THE government will adopt a "fair and compassionate approach" in the assessment of additional premiums for those with pre-existing medical conditions under the universal health coverage scheme, MediShield Life.
Speaking in Parliament at the second reading of the MediShield Life Scheme Bill, Health Minister Gan Kim Yong said that while it would be fair for those with pre-existing medical conditions to pay higher premiums to reflect the higher risks, it is also important to ensure these premiums would not be too onerous.
Those with pre-existing conditions have to pay additional premiums of 30 per cent for the first 10 years.
"The key focus would be on serious pre-existing medical conditions that are likely to be life threatening; or have high risk of future complications or recurrence, and therefore may require prolonged treatment. Singaporeans with these conditions will benefit significantly from the enhanced protection when they are covered under MediShield Life, as many of them would not have been able to get insurance coverage for their pre-existing conditions in the past," said Mr Gan.
In presenting the Bill for debate, he said the Health Ministry (MOH) is currently reviewing the list of serious pre-existing medical conditions, with specialist advice from clinicians.
He added that MOH will share more on the broad categories of such conditions later.
Individuals who have to pay the additional premiums will also be informed before the start of the scheme.
Under the Bill, provision has been made for the establishment of a MediShield Life Council, which will have the powers to review and make recommendations to the Health Minister on related issues and to review the scheme's administration.
It will comprise up to 17 members, said Mr Gan, who added that the council will be established by the time the scheme takes effect. More information will be released later.

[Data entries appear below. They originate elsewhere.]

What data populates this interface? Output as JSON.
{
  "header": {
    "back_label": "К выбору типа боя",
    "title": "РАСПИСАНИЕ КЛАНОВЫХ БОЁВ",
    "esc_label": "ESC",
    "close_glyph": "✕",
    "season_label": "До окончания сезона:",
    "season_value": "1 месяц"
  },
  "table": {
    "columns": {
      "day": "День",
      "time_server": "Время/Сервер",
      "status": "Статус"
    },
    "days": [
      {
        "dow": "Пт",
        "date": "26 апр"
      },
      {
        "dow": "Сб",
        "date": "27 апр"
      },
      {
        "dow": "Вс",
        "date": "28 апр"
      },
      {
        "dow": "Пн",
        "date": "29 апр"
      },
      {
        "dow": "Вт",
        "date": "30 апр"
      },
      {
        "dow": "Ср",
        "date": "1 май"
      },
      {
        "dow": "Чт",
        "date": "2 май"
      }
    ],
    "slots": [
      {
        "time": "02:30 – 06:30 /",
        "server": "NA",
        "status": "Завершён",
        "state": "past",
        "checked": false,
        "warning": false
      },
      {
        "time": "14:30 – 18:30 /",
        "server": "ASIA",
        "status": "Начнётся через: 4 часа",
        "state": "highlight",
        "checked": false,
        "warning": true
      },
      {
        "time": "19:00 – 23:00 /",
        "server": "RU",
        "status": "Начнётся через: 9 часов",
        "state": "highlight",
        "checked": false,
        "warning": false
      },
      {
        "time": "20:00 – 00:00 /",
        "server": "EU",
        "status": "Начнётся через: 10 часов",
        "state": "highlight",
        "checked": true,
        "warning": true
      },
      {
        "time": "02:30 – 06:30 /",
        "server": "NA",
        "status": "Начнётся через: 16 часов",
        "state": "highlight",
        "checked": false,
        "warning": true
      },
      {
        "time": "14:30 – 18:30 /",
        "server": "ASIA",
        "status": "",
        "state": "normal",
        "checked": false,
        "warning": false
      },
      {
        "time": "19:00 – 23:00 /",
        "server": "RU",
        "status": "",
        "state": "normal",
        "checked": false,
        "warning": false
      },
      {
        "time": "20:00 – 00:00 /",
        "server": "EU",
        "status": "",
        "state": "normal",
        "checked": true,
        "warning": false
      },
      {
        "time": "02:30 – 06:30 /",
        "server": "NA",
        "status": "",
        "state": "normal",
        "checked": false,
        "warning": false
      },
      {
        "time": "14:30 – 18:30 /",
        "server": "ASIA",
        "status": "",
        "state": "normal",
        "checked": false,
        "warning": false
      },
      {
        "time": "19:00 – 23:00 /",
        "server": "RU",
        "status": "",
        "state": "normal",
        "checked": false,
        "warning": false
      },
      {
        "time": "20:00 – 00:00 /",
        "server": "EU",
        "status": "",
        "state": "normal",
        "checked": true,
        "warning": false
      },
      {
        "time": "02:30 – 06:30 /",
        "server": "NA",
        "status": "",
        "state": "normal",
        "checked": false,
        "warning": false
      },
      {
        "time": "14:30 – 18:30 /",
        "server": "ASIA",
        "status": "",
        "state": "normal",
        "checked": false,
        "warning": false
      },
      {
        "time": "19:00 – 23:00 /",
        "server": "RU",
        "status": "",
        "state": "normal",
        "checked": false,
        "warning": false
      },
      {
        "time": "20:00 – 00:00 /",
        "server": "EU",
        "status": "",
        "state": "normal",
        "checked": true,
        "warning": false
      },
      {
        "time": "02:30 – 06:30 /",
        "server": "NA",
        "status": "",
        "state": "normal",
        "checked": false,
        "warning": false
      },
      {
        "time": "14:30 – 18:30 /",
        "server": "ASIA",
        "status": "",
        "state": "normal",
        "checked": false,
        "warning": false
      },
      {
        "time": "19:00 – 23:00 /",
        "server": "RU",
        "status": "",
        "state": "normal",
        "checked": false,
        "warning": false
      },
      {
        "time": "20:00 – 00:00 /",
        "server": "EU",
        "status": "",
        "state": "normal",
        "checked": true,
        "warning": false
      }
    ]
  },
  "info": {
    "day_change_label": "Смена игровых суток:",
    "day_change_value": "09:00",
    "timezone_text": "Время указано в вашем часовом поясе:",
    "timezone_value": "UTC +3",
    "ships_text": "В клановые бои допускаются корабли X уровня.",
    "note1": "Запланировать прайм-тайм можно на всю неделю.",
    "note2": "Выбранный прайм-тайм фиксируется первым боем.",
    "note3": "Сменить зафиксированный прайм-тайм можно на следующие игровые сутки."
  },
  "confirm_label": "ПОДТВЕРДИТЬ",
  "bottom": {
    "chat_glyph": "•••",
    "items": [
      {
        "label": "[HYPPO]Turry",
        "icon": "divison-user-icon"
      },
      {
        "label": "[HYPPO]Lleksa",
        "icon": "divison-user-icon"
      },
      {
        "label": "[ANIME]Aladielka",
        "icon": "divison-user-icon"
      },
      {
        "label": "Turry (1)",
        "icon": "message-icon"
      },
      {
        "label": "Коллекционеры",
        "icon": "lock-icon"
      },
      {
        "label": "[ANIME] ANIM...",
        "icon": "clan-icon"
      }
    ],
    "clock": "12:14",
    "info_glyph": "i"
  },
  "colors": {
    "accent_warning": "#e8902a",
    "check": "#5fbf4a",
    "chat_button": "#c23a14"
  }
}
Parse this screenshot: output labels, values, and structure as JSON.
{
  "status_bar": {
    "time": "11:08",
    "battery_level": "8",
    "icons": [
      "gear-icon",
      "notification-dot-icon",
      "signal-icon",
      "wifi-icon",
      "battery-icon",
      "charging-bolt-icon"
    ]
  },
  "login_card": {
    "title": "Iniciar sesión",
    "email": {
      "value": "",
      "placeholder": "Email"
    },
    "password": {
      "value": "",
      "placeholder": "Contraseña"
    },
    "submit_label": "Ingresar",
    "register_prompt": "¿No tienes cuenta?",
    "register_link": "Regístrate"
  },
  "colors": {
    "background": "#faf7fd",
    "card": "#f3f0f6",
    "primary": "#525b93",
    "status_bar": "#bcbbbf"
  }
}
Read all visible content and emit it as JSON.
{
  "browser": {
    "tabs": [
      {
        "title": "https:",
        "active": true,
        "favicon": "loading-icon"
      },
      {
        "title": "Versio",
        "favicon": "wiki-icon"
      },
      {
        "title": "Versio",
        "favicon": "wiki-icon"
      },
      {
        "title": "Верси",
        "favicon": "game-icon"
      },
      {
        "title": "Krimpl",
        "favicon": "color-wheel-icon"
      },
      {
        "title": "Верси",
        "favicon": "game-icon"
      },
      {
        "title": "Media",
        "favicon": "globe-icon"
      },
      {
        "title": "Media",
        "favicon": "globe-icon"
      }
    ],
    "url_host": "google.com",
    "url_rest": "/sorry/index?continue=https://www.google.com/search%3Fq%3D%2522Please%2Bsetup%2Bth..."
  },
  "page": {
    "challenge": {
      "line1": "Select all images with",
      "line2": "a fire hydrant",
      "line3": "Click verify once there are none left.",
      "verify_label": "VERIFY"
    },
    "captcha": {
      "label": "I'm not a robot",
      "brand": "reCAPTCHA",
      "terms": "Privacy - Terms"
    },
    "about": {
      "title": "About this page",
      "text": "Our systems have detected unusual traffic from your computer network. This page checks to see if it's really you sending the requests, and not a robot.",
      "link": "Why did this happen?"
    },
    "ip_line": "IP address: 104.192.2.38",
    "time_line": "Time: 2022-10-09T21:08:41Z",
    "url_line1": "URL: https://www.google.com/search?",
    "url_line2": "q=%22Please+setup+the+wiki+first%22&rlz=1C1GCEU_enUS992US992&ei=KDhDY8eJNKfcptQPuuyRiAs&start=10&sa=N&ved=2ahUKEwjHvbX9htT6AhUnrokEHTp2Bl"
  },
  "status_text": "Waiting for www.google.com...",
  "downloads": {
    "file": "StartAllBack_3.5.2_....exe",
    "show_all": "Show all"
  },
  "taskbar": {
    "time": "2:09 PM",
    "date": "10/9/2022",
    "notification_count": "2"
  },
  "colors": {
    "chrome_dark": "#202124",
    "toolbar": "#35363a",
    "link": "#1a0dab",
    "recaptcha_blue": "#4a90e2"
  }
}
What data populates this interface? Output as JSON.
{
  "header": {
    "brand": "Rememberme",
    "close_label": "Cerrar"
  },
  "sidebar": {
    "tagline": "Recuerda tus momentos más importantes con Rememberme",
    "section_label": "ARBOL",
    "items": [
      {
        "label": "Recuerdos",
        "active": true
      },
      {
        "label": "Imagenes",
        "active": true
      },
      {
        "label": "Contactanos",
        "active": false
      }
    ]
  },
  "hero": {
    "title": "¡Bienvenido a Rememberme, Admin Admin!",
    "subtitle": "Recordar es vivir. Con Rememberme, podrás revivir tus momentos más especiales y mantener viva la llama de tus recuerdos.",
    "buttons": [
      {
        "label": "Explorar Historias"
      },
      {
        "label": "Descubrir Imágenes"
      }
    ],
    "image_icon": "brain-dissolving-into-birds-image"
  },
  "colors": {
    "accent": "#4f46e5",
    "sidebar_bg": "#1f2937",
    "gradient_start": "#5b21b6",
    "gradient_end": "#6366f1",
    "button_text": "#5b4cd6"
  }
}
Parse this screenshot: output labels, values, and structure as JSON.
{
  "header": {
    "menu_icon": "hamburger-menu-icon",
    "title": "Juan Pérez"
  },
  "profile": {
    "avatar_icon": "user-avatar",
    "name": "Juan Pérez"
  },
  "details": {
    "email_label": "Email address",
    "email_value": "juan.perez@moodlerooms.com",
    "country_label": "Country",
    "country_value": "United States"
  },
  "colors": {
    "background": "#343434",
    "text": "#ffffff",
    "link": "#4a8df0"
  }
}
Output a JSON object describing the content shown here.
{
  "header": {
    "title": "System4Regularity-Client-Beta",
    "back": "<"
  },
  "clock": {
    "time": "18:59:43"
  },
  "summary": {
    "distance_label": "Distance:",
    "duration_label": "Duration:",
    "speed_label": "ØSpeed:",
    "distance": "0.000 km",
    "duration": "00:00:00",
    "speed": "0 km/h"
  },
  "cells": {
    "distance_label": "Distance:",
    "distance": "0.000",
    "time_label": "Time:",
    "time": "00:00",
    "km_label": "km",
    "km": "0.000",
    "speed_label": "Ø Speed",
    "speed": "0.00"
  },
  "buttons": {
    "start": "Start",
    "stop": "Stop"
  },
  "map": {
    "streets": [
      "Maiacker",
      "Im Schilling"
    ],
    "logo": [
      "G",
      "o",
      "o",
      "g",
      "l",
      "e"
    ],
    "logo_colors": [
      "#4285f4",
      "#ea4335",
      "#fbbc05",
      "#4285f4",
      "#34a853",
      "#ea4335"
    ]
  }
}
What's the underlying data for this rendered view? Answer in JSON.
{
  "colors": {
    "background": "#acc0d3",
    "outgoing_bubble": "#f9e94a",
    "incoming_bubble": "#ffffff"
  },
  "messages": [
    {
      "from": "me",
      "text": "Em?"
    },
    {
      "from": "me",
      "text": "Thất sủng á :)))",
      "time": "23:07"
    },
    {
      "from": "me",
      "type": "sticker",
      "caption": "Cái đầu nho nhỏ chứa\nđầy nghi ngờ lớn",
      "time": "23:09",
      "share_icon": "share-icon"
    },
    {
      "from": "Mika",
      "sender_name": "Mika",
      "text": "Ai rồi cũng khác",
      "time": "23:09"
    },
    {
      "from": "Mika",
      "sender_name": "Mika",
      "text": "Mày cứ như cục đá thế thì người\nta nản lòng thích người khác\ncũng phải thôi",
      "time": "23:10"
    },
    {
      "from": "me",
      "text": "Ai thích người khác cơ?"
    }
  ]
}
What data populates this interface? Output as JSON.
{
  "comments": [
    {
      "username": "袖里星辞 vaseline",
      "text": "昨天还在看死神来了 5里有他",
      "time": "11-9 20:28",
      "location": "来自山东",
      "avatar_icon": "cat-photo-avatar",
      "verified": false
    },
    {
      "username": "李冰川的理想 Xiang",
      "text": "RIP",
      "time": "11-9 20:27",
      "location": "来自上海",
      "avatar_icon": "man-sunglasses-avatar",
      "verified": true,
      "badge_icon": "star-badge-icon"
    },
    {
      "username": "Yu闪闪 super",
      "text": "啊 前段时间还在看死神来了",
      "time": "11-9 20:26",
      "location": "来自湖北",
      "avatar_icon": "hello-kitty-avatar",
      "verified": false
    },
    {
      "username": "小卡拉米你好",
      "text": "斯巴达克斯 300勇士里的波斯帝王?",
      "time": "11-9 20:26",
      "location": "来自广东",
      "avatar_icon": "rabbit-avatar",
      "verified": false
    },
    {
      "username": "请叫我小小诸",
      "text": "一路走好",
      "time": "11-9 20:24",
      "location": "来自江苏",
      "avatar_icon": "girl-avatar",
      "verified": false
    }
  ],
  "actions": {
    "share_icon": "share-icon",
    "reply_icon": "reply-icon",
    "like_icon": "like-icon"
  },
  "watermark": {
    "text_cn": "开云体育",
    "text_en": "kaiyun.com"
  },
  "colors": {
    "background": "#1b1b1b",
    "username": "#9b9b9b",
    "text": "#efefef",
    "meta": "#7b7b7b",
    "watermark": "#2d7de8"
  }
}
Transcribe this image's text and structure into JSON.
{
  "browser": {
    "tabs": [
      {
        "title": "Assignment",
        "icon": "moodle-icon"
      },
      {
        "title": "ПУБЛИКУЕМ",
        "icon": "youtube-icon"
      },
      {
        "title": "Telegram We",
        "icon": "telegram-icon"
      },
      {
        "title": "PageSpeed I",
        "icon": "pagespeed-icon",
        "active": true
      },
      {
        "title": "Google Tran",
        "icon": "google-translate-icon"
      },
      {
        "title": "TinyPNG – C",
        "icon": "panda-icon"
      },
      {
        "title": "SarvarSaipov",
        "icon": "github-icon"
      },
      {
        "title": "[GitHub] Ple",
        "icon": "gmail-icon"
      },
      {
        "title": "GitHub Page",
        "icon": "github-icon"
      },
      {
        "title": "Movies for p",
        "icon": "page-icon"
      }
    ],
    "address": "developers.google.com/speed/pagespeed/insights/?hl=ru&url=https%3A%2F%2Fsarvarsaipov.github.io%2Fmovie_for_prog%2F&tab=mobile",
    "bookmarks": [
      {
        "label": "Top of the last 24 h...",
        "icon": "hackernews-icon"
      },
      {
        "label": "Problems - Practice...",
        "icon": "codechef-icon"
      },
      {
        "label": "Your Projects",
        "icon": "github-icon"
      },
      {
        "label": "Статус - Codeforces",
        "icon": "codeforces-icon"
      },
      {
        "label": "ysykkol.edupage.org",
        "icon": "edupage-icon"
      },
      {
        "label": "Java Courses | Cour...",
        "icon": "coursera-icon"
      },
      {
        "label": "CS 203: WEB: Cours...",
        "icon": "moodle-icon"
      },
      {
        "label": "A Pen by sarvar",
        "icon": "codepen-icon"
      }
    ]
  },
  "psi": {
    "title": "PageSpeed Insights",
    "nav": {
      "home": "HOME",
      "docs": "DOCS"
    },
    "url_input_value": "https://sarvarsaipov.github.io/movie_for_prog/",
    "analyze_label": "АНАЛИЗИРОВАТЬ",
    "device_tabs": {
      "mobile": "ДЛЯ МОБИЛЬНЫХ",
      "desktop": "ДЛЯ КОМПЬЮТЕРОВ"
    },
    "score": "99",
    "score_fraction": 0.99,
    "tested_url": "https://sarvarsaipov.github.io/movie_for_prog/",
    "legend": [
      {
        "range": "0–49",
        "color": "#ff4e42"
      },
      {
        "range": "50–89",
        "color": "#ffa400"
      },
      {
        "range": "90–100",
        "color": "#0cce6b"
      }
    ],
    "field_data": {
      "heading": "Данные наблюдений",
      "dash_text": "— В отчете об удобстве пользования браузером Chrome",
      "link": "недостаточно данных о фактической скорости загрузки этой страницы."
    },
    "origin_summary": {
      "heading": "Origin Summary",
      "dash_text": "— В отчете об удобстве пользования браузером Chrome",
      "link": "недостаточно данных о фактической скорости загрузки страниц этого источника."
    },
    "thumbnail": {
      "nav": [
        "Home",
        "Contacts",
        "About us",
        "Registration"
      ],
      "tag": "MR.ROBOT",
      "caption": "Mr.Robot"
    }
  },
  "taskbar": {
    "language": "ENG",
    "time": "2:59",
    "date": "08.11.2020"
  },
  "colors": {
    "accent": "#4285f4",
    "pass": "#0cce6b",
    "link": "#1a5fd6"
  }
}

To make it easier for the national insurance administrator to check the eligibility of individuals for MediShield Life premium subsidies and to identify those with serious illnesses, authorised personnel administering the scheme will be allowed to access financial and medical information in government and administrative databases under the Bill. These would include basic information registered with the government, such as residential addresses, the annual value of residences, as well as financial data such as income.
In his speech, Mr Gan assured that "stringent safeguards are in place to protect the information from unintended or inappropriate uses".
So far, more than a dozen Members of Parliament have expressed their views on the Bill.